What is required: Write the entries out again exactly; any picture among them gets left out.

Data under study:
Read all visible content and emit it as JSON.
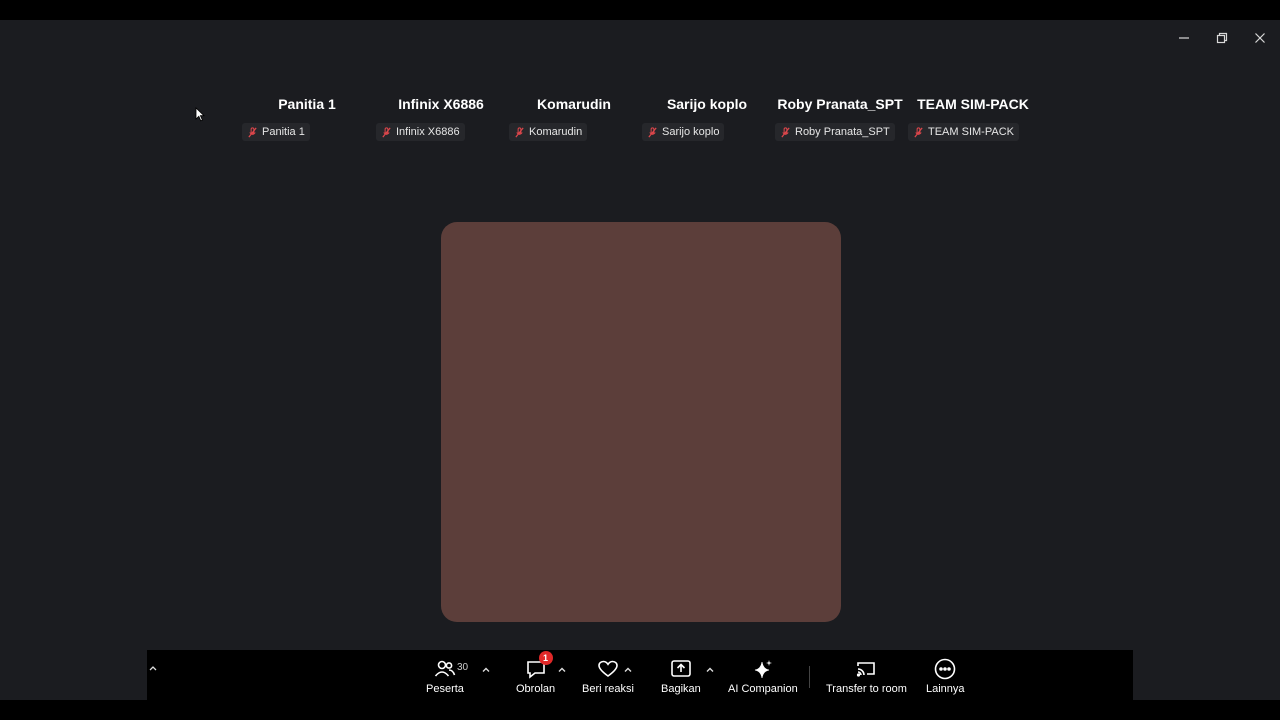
{
  "participants": [
    {
      "name": "Panitia 1",
      "tag": "Panitia 1"
    },
    {
      "name": "Infinix X6886",
      "tag": "Infinix X6886"
    },
    {
      "name": "Komarudin",
      "tag": "Komarudin"
    },
    {
      "name": "Sarijo koplo",
      "tag": "Sarijo koplo"
    },
    {
      "name": "Roby Pranata_SPT",
      "tag": "Roby Pranata_SPT"
    },
    {
      "name": "TEAM SIM-PACK",
      "tag": "TEAM SIM-PACK"
    }
  ],
  "toolbar": {
    "participants_label": "Peserta",
    "participants_count": "30",
    "chat_label": "Obrolan",
    "chat_badge": "1",
    "reactions_label": "Beri reaksi",
    "share_label": "Bagikan",
    "ai_label": "AI Companion",
    "transfer_label": "Transfer to room",
    "more_label": "Lainnya"
  },
  "colors": {
    "background": "#1b1c20",
    "video_tile": "#5c3e3a",
    "muted_icon": "#e0474c",
    "badge": "#e02828"
  },
  "icons": {
    "minimize": "minimize-icon",
    "restore": "restore-icon",
    "close": "close-icon",
    "muted": "mic-muted-icon"
  }
}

Result of this task:
Read all visible content and emit it as JSON.
{
  "participants": [
    {
      "name": "Panitia 1",
      "tag": "Panitia 1"
    },
    {
      "name": "Infinix X6886",
      "tag": "Infinix X6886"
    },
    {
      "name": "Komarudin",
      "tag": "Komarudin"
    },
    {
      "name": "Sarijo koplo",
      "tag": "Sarijo koplo"
    },
    {
      "name": "Roby Pranata_SPT",
      "tag": "Roby Pranata_SPT"
    },
    {
      "name": "TEAM SIM-PACK",
      "tag": "TEAM SIM-PACK"
    }
  ],
  "toolbar": {
    "participants_label": "Peserta",
    "participants_count": "30",
    "chat_label": "Obrolan",
    "chat_badge": "1",
    "reactions_label": "Beri reaksi",
    "share_label": "Bagikan",
    "ai_label": "AI Companion",
    "transfer_label": "Transfer to room",
    "more_label": "Lainnya"
  },
  "colors": {
    "background": "#1b1c20",
    "video_tile": "#5c3e3a",
    "muted_icon": "#e0474c",
    "badge": "#e02828"
  },
  "icons": {
    "minimize": "minimize-icon",
    "restore": "restore-icon",
    "close": "close-icon",
    "muted": "mic-muted-icon"
  }
}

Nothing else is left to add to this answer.